> [Data for the task]:

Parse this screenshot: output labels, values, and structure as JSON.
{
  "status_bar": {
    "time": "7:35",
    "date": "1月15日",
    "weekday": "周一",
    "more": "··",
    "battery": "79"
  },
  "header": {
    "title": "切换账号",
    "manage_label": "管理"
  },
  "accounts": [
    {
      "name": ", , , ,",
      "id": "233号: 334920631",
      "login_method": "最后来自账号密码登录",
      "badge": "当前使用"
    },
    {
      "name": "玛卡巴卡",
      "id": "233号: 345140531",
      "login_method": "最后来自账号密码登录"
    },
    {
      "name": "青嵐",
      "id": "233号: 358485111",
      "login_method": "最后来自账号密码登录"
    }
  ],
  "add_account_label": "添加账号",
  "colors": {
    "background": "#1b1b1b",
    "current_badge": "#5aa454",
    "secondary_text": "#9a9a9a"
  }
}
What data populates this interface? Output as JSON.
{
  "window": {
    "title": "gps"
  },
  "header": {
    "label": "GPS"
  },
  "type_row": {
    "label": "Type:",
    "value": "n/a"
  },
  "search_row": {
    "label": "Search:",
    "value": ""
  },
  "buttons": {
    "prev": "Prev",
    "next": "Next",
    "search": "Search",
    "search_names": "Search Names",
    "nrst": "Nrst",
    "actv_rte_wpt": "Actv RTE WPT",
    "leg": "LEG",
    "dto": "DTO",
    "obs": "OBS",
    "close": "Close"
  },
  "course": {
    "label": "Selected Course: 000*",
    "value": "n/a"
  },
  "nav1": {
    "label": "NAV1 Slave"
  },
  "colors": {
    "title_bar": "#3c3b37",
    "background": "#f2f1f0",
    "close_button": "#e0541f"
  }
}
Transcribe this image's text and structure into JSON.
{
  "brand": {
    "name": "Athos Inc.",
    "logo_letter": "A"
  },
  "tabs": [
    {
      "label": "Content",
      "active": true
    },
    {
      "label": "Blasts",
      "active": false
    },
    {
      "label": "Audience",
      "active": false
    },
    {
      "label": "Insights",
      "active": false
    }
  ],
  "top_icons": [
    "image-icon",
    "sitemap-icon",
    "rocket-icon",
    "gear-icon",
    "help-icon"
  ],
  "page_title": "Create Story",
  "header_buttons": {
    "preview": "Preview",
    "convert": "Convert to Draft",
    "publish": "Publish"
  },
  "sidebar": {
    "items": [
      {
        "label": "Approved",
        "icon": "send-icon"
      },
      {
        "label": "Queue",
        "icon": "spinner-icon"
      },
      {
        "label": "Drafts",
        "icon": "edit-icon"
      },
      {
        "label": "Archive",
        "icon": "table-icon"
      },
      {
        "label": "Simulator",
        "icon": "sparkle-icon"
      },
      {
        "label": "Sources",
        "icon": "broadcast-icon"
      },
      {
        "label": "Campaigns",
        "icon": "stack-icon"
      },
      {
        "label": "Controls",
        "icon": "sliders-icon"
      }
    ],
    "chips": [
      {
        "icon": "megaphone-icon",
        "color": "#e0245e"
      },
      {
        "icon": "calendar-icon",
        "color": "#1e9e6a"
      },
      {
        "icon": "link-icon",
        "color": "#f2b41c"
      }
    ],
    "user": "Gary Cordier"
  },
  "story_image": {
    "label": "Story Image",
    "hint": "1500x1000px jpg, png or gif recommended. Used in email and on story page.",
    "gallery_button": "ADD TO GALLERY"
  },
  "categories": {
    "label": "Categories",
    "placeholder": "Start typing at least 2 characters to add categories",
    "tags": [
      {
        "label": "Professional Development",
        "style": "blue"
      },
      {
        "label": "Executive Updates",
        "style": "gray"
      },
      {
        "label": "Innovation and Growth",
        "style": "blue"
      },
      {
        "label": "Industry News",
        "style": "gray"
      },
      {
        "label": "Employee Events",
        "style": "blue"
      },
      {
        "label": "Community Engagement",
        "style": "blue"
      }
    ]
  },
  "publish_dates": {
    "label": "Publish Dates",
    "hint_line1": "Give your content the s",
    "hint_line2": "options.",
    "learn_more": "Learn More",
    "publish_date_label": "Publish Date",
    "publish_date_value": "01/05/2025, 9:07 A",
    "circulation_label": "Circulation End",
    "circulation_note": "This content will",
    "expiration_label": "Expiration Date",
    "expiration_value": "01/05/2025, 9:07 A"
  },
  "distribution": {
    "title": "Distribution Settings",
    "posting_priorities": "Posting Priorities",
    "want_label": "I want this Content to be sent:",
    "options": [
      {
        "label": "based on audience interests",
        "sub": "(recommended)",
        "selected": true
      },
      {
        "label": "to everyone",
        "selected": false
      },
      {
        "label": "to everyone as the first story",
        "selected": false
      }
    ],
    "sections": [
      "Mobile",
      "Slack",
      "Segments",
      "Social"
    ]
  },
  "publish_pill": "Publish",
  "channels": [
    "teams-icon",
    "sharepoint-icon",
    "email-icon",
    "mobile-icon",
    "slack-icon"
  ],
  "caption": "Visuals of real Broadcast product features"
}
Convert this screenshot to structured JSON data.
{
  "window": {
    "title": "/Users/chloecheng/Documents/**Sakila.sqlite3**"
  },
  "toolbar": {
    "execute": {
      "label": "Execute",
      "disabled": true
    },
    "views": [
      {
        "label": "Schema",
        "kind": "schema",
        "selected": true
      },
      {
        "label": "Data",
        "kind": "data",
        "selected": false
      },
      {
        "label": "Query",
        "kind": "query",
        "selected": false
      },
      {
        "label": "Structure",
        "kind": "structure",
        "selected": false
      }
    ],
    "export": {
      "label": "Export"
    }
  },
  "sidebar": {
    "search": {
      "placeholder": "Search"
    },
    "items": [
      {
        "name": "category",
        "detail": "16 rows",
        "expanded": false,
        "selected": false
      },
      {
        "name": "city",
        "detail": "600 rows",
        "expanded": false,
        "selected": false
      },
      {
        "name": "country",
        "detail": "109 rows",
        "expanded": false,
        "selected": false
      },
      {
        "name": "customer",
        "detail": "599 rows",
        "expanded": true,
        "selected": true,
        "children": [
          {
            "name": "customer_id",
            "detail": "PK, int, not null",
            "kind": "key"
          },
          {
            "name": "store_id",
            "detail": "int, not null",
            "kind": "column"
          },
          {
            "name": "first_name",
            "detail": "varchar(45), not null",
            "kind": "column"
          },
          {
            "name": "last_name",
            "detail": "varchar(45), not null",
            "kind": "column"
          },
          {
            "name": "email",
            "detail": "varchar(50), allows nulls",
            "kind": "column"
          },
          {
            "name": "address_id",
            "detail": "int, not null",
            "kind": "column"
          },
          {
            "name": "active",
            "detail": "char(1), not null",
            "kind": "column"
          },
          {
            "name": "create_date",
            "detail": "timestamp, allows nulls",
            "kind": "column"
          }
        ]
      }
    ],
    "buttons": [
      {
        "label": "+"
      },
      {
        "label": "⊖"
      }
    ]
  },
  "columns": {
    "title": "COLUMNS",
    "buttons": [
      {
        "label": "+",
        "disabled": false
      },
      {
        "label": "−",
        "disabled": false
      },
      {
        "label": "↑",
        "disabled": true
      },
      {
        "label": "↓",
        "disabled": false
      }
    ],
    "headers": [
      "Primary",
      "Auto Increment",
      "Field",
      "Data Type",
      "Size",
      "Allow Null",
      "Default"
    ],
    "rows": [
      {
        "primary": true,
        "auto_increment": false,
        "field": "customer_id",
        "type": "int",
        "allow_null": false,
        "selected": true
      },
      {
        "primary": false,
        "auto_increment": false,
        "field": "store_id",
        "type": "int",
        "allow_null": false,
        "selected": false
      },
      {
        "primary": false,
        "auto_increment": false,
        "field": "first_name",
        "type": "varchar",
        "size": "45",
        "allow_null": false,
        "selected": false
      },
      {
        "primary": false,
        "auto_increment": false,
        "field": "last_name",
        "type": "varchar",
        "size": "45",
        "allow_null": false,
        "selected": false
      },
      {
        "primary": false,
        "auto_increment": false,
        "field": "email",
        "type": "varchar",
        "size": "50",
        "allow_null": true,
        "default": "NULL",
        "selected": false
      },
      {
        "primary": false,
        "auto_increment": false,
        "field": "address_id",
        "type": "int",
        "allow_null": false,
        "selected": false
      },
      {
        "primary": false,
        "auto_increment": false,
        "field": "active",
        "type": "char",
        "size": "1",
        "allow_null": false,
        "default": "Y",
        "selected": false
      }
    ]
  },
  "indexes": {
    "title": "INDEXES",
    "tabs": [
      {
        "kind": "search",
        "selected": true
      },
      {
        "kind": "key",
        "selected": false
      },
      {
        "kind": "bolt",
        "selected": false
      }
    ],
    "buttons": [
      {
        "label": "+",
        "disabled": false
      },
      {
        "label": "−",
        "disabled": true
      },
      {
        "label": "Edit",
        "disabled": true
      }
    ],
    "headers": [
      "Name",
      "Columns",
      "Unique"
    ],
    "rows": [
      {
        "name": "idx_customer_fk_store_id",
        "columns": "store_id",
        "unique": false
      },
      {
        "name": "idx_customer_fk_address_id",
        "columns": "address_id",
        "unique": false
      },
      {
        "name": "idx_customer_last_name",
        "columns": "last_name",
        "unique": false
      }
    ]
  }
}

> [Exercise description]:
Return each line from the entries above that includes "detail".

> [Written response]:
        "detail": "16 rows",
        "detail": "600 rows",
        "detail": "109 rows",
        "detail": "599 rows",
            "detail": "PK, int, not null",
            "detail": "int, not null",
            "detail": "varchar(45), not null",
            "detail": "varchar(45), not null",
            "detail": "varchar(50), allows nulls",
            "detail": "int, not null",
            "detail": "char(1), not null",
            "detail": "timestamp, allows nulls",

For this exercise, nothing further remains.